Ken Fuson

Des Moines Register

March 24, 2006

[Note: This material is copyright by the Des Moines Register, and is reproduced here as a matter of "fair use" for non-commercial, educational purposes only. Any other use may require the prior approval of the Des Moines Register.]



I don't want to alarm anyone, but it seems pretty clear to me that the animal kingdom has decided to attack us.

(By "us," I am referring to human beings, which rules out Fox's Bill O'Reilly. I don't really mean this. I'm just hoping O'Reilly will mention me during his opening-segment diatribe. It's all part my secret plan to go national.)

Anyway, my first inkling that something was amiss in the Human vs. Every Other Animal Species sweepstakes came this fall, when I noticed that you could not drive more than a mile on an Iowa highway without seeing a deer carcass.

At first, I thought, "How dumb can a deer be? Don't they know the difference between a busy highway and a quiet forest?"

And then I thought, "It's a deer, you idiot. They don't know about highways."

And then I thought, "You probably shouldn't be sharing these ignorant debates with yourself in the newspaper. People might begin to worry."

I figured the deer were innocent until I saw several reports that they seemed to be "attacking" vehicles, by waiting until a car happened along and then running full speed into it.

Which is why I, for the first time, actually cheered for the hunters during the most recent deer season and proposed that they be allowed to use machine guns.

My sympathy for Bambi ended about the time that Bambi lunged in front of my car late at night. I don't remember Bambi offering to clean my pants.

That unpleasant image leads us to our next example of, "When Animals Attack Iowans."

For much of the winter, Des Moines served as the Crow Capital of the World. (New city motto: "Welcome to Des Moines. Don't look up.")

Half the sidewalks in town were covered with so many crow droppings that they resembled a Jackson Pollock painting.

These birds knew exactly what they were doing. I left my car parked on a street for five minutes and found, "Surrender, Funny Boy" written on my windshield and it wasn't in ink.

I haven't seen the crows lately. They probably moved to Waukee like everyone else. The big question is: What is behind these strange occurrences?

I blame the monkeys at the Great Ape Trust.

OK, they're not really monkeys. They're bonobos, which is French for "very large monkeys."

Just what the heck is going on out there? And, more importantly, why do I insist on wanting to type it as Grape Ate Trust? Poor concentration skills or first signs of a brain tumor?

Like many of you, I was intrigued when Des Moines businessman Ted Townsend invested several million dollars on a 230-acre sanctuary for bonobos, chimpanzees, gorillas and orangutans. Give him credit for originality. It beats another hog lot.

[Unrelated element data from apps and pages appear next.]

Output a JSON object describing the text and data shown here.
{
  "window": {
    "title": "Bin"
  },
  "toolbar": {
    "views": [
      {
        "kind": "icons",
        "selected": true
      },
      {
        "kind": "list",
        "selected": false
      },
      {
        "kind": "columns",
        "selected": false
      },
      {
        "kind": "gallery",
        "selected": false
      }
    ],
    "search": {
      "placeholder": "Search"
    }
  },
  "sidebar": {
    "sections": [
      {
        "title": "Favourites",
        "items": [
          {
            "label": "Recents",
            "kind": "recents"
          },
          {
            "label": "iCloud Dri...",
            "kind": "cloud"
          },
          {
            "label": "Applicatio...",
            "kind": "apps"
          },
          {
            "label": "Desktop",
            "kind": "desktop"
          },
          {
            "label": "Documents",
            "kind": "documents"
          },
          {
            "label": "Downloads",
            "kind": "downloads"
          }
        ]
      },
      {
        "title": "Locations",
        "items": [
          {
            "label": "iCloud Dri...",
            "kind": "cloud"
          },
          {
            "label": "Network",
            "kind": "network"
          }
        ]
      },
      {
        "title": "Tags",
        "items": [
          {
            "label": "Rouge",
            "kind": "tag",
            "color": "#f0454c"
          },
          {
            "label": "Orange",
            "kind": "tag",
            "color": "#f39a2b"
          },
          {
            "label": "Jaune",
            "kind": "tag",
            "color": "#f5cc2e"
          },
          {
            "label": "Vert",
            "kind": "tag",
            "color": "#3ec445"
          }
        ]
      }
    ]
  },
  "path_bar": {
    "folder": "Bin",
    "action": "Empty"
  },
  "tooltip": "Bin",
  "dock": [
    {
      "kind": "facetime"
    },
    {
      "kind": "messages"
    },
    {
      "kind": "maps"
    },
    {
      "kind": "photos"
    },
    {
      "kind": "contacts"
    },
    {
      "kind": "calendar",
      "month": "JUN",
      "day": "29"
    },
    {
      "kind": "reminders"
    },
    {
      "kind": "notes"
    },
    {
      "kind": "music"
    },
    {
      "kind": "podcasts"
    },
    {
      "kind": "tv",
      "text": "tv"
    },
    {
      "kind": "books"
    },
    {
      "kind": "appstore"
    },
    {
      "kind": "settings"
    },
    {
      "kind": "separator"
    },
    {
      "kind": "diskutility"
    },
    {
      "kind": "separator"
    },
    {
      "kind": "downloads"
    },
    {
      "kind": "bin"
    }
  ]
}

In the beginning, I found it charming that the bonobos had cute names like Kanzi, Panbanisha, Matata and Nyota, although I kept confusing those names with those of the McCaughey septuplets.

And, yes, it was amusing when Sen. Tom Harkin visited the facility, and the creatures immediately signed a petition to impeach the president.

But I've watched enough bad movies to understand what's really going on: The apes are telling the other animals to attack us.

Their plan: First conquer Des Moines, then the world.

Hey, the Great Ape researchers keep telling us how intelligent these animals are.

For example, they apparently are able to communicate with humans, sending messages like this:

TELL...TED...TOWNSEND...TO...WRITE...ANOTHER... CHECK."

And:

"THE...RESEARCHERS... DESERVE...A...JACUZZI...."

And:

"QUIT...FEEDING...US... BANANAS...OR...WE'LL...HAVE ...THE...CROWS...KILL...YOU."

The fact is, I think the apes are so incredibly smart that they are participating in one of history's greatest scams.

During the day, they tease the researchers by showing that they've learned another simple phrase, like "pizza delivery." At night, they send out complicated telepathic instructions to crow and deer on how to release all the animals in the Blank Park Zoo.

I know how troubling this all sounds, so I promise to stay on top of the story. The last thing we need is for your pet cats to scratch your eyes out as you sleep.

Look at 'em. You know they want to.